Tank Final? A flag worth losing
It’s been fascinating watching the AFL deal with accusations that teams are throwing matches in order to secure higher draft picks.
It’s for the fans of the game and the administration to decide whether they want a competition that allows this stuff to go on.
Ben Pobije’s excellent suggestion of embracing the phenomenon of tanking is one that appeals. In this way AFL can offer something truly unique – the only misere of any football code in the world.
What’s required is a Tank Final. The bottom two teams play their own grand final as a curtain-raiser to the AFL grand final. The team that loses this match gets the choicest cuts of fresh meat from the butcher’s slab that is the annual draft.
How would a team go about losing this match? For a start, the team that finishes last in the regular season will win the right to play this match away. They’d happily email their fans and let them know they’re not allowed to attend.
The teams slated to contest the Tank Final will have been on huge food/drink/party benders overseas while the AFL finals series is on. They will come back looking fat and unhealthy, with tobacco-stained fingers and a newly developed allergy to sunlight.
In case a side’s best players are still available for selection, the team doctors will administer carefully prescribed broken legs and busted shoulders so that any old park footballer can be hastily drafted into the team for the big game.
Clubs will have to find room under their salary caps to buy tanking specialists.
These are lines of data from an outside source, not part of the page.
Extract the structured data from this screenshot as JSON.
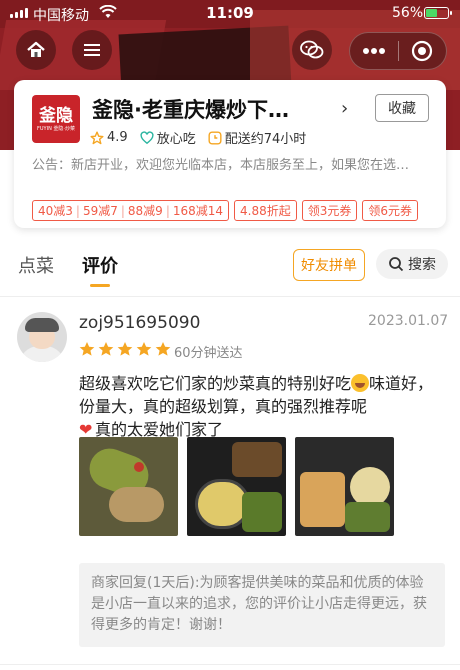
{
  "status_bar": {
    "carrier": "中国移动",
    "time": "11:09",
    "battery": "56%",
    "battery_level": 0.56
  },
  "store": {
    "logo_text": "釜隐",
    "logo_subtext": "FUYIN 釜隐·炒菜",
    "name": "釜隐·老重庆爆炒下…",
    "favorite_label": "收藏",
    "rating": "4.9",
    "safe_label": "放心吃",
    "delivery_time": "配送约74小时",
    "notice": "公告：新店开业，欢迎您光临本店，本店服务至上，如果您在选…",
    "promo_full_reduction": [
      "40减3",
      "59减7",
      "88减9",
      "168减14"
    ],
    "promo_discount": "4.88折起",
    "coupon_1": "领3元券",
    "coupon_2": "领6元券"
  },
  "tabs": {
    "menu": "点菜",
    "reviews": "评价",
    "group_order": "好友拼单",
    "search": "搜索"
  },
  "review": {
    "username": "zoj951695090",
    "date": "2023.01.07",
    "stars": 5,
    "delivery_note": "60分钟送达",
    "text_part1": "超级喜欢吃它们家的炒菜真的特别好吃",
    "text_part2": "味道好，份量大，真的超级划算，真的强烈推荐呢",
    "text_part3": "真的太爱她们家了",
    "merchant_reply": "商家回复(1天后):为顾客提供美味的菜品和优质的体验是小店一直以来的追求，您的评价让小店走得更远，获得更多的肯定！谢谢！"
  },
  "colors": {
    "accent_orange": "#f5a623",
    "promo_red": "#f05a46",
    "banner_red": "#8e1f24",
    "star": "#f5a623"
  }
}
Small children, amputees, the elderly and infirm and obese heart patients would become elite athletes for this one match. What an honour!
Techniques in avoiding doing anything remotely skilful or beneficial to your team will need to be worked on by the coaching staff but these people are full time professionals and they know their stuff.
Each team will be well drilled in tanking technique by the time the big day arrives. They’d have been furiously ‘playing out of position’ and ‘trying different tackling styles’ for several matches.
The aim of the game would be to win possession of the ball in your defensive end and then repeatedly kick it through your own posts to rack up points for the opposition. This would be countered by stuffing your attacking goalmouth with defenders intent on winning the Sherrin and quickly moving it back to your own goal and begin scoring behinds for the opposition.
A tanking tradition will emerge whereby at the centre bounce, every player in the vicinity will either hit the deck with a feigned injury, or find something more interesting to look at in the crowd.
The ball will lie untouched for the first quarter while the crowd screams discouragement.
As the game progresses, fans and commentators alike will cheer and applaud every missed opportunity and every deliberate illegality. The crowd will boo the umpires for awarding marks to their team. They will scream for free kicks to be given to the other team.
Those free kicks would be sprayed, banana-ed, shanked, hooked, sliced and just plain mongreled into the arms of the opposing team at every opportunity. In the contest for possession, the wrestle will focus on forcing your opponent to catch the ball and hold it.
A player lines up a 30 metre shot for goal from straight in front. He carefully aims his shot 45 degrees to the right. Do his fans go wild as the ball sails out on the full into their waiting arms? Or do they shriek with rage as the kick is accidentally curved off the side of his boot, beautifully curving through the big sticks?
He sinks to the ground knowing that his amazing goal under pressure is certain to end his career.
As the full-time siren blares, players will either despair that they’ve won the match or they’ll belt out the team song in the sheds knowing they’ve proven to be the most utterly hopeless bunch of bumblers in the comp.
The team that wins walks away knowing they weren’t good enough to lose on the day. “Full credit to those boys, they were just too bad for us” the post-match interviewees would say.
With enough promotion, this game could well and truly become a highlight on the AFL calendar and it will also end the damaging negative press that surrounds the idea of tanking.
The Roar is giving you the chance to win 1 of 19 prize packs to Australian Open 2014! Each lucky winner will receive four evening tickets to Rod Laver Arena, plus access to 3 hours in the Heineken VIP Bar. Enter here.